All seven were away from Highfield Road and City ended up wining three of them (Gillingham, Grimsby & Palace) with Hughes & Bothroyd both scoring before receiving the red card, and losing the other four. City finished nine points shy of the top six that season & whilst it's all hypothetical if those four games had been won, City would have been in the play-offs!

The following season that number was equalled when the following received their marching orders:-

Calum Davenport v Brighton (a)
Youssef Safri v Crystal Palace (h)
Craig Hignett v Burnley (a)
Dean Gordon v Sheff United (a)
Gary Caldwell v Nottm. Forest (a)
Youssef Chippo v Watford (h)
Gary McSheffrey v Wimbledon (h)

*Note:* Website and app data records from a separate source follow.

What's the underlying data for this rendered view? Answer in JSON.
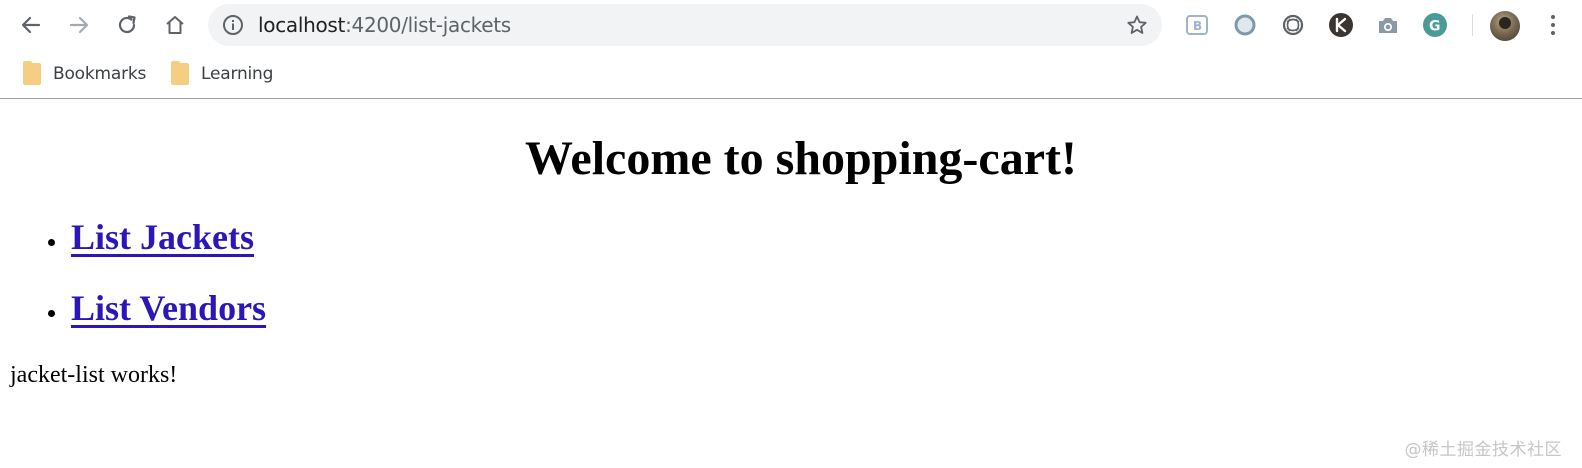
{
  "browser": {
    "url_host": "localhost",
    "url_path": ":4200/list-jackets",
    "extensions": [
      {
        "name": "bootstrap-extension-icon",
        "color": "#8fb6d8"
      },
      {
        "name": "round-extension-icon",
        "color": "#7e99a8"
      },
      {
        "name": "swirl-extension-icon",
        "color": "#5f6368"
      },
      {
        "name": "k-extension-icon",
        "color": "#2f2f2f"
      },
      {
        "name": "camera-extension-icon",
        "color": "#7b8a96"
      },
      {
        "name": "grammarly-extension-icon",
        "color": "#3d8f8b"
      }
    ]
  },
  "bookmarks": [
    {
      "label": "Bookmarks"
    },
    {
      "label": "Learning"
    }
  ],
  "page": {
    "title": "Welcome to shopping-cart!",
    "nav_links": [
      {
        "label": "List Jackets"
      },
      {
        "label": "List Vendors"
      }
    ],
    "status_text": "jacket-list works!",
    "watermark": "@稀土掘金技术社区"
  },
  "colors": {
    "link": "#2b17b8",
    "omnibox_bg": "#f1f3f4",
    "folder": "#f5ce83"
  }
}
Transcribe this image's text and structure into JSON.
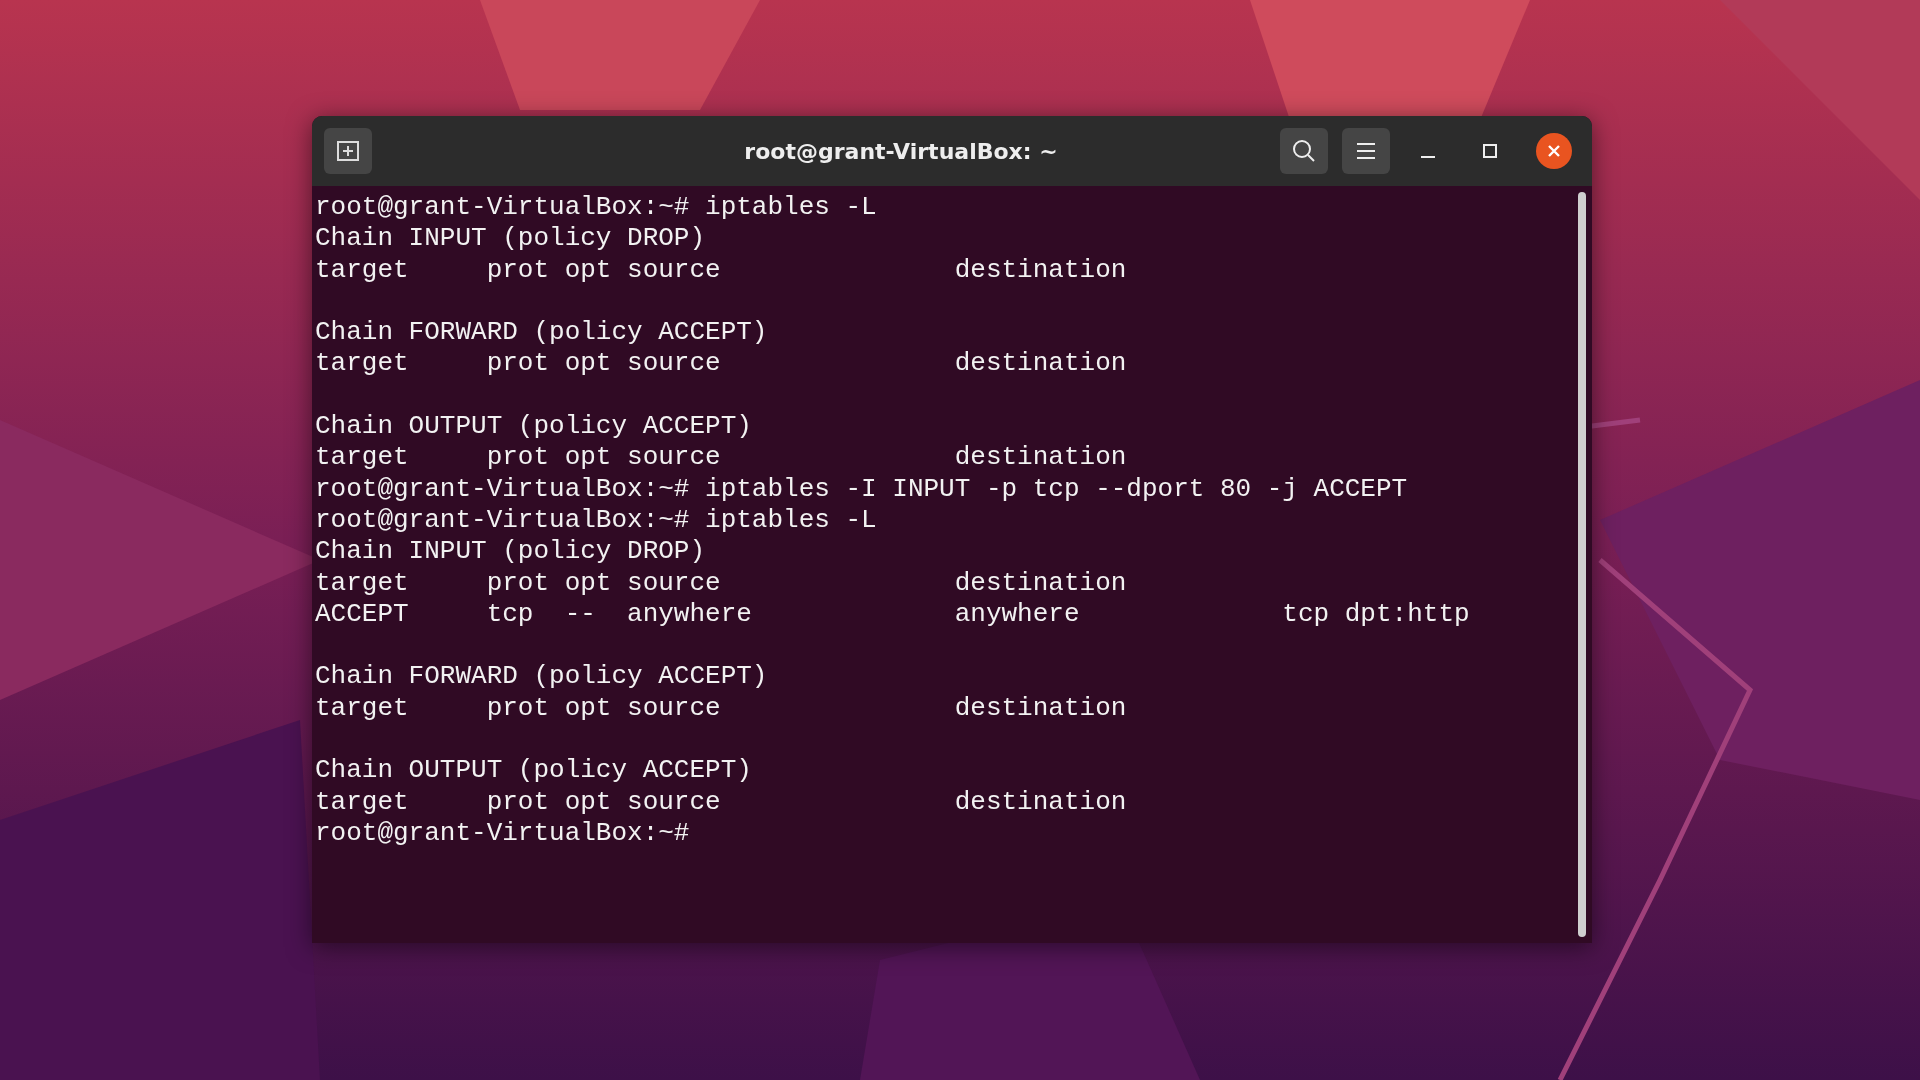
{
  "window": {
    "title": "root@grant-VirtualBox: ~"
  },
  "terminal": {
    "blocks": [
      [
        "root@grant-VirtualBox:~# iptables -L",
        "Chain INPUT (policy DROP)",
        "target     prot opt source               destination"
      ],
      [
        "Chain FORWARD (policy ACCEPT)",
        "target     prot opt source               destination"
      ],
      [
        "Chain OUTPUT (policy ACCEPT)",
        "target     prot opt source               destination",
        "root@grant-VirtualBox:~# iptables -I INPUT -p tcp --dport 80 -j ACCEPT",
        "root@grant-VirtualBox:~# iptables -L",
        "Chain INPUT (policy DROP)",
        "target     prot opt source               destination",
        "ACCEPT     tcp  --  anywhere             anywhere             tcp dpt:http"
      ],
      [
        "Chain FORWARD (policy ACCEPT)",
        "target     prot opt source               destination"
      ],
      [
        "Chain OUTPUT (policy ACCEPT)",
        "target     prot opt source               destination",
        "root@grant-VirtualBox:~#"
      ]
    ]
  }
}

Another unwelcome stat from last Saturday was the third hat-trick of the season by an opposition player. Cobblers' Keshi Anderson followed Bristol Rovers' Billy Bodin and Cambridge's Luke Berry in scoring a hat-trick against the Sky Blues. That is the first time City have conceded three hat-tricks in a season since 1995-96 when Alan Shearer (Blackburn), Gary McAllister (Leeds) and Savo Milosevic (Aston Villa) netted three apiece. The worst season for conceding hat-tricks was in 1925-26 when five opposing players did it. It was City's only season in Division Three North and Fenner (Wigan Borough), Jepson (Accrington), Keetley (Doncaster), Cookson (Chesterfield) and McDonald (Bradford PA) all scored three.

Last week I wrote about Joe Elliott's first ever City game - a friendly against Preston North End in 1956 – and it prompted Rod Dean to write about his memories of the game.

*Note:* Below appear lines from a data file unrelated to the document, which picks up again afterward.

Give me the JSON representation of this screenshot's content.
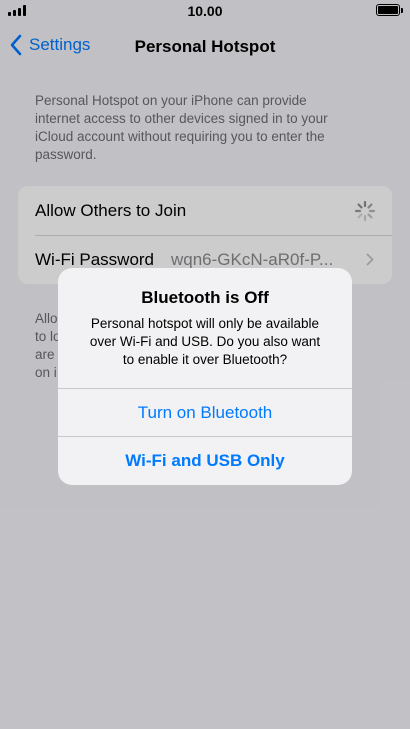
{
  "status_bar": {
    "time": "10.00",
    "signal_icon": "cellular-signal-icon",
    "battery_icon": "battery-full-icon"
  },
  "nav": {
    "back_label": "Settings",
    "title": "Personal Hotspot"
  },
  "description_lines": [
    "Personal Hotspot on your iPhone can provide",
    "internet access to other devices signed in to your",
    "iCloud account without requiring you to enter the",
    "password."
  ],
  "settings": {
    "allow_others_label": "Allow Others to Join",
    "allow_others_state_icon": "loading-spinner-icon",
    "wifi_password_label": "Wi-Fi Password",
    "wifi_password_value": "wqn6-GKcN-aR0f-P..."
  },
  "footer_lines": [
    "Allo",
    "to lo",
    "are",
    "on i"
  ],
  "alert": {
    "title": "Bluetooth is Off",
    "message_lines": [
      "Personal hotspot will only be available",
      "over Wi-Fi and USB. Do you also want",
      "to enable it over Bluetooth?"
    ],
    "primary_button": "Turn on Bluetooth",
    "secondary_button": "Wi-Fi and USB Only"
  },
  "colors": {
    "accent": "#007aff",
    "background": "#f2f2f7",
    "secondary_text": "#6d6d72"
  }
}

Last week's piece on the Preston 1956 game was massive nostalgia for me. My father had purchased a brand new Ford Popular in 1954 for £390 (he paid in cash utilising my school satchel) - a basic black car with no heater, no indicators (my father added those himself). It was an exciting time for our family and we took trips down to the Cotswolds and travelled to my first City away match at Northampton in the Autumn of 1955 (attendance 20,000 - a bit larger than last Saturday).
 We stood on the 'famous duck boards' that were used in the football season and then removed for the cricket season (Northampton's ground was shared with the county cricket team). The only problem was that my father had yet to pass his driving test! He did eventually pass at his third try - a different world in those days when a lot of drivers had never taken tests!

The one thing I remember about the Preston game is the absolute run around Finney  gave the 'Ageing' Charlie Timmins - Charlie had been a real 'servant' to the club since the 1940's, was a real favourite with the fans but was coming to the end of the road. Such changes were rare in those days but as you said ' Raynor switched Charlie with Frank Austin at half time' - I can remember my father saying after the match as we walked to the car ' Frank did a real good job and kept Finney quiet' It's over 60 years ago but it only seems like yesterday - some matches you remember like it was yesterday others are a total blank! Yes Frank had a good day!
                                                           Tom Finney in action

I had been to Wembley the previous season to see England beat Scotland 7-2 but Finney had not been selected so it was my first and last view of this 'English Titan' - he and Stanley Matthews were the scourge  of Scottish Football  in the 40's and 50's.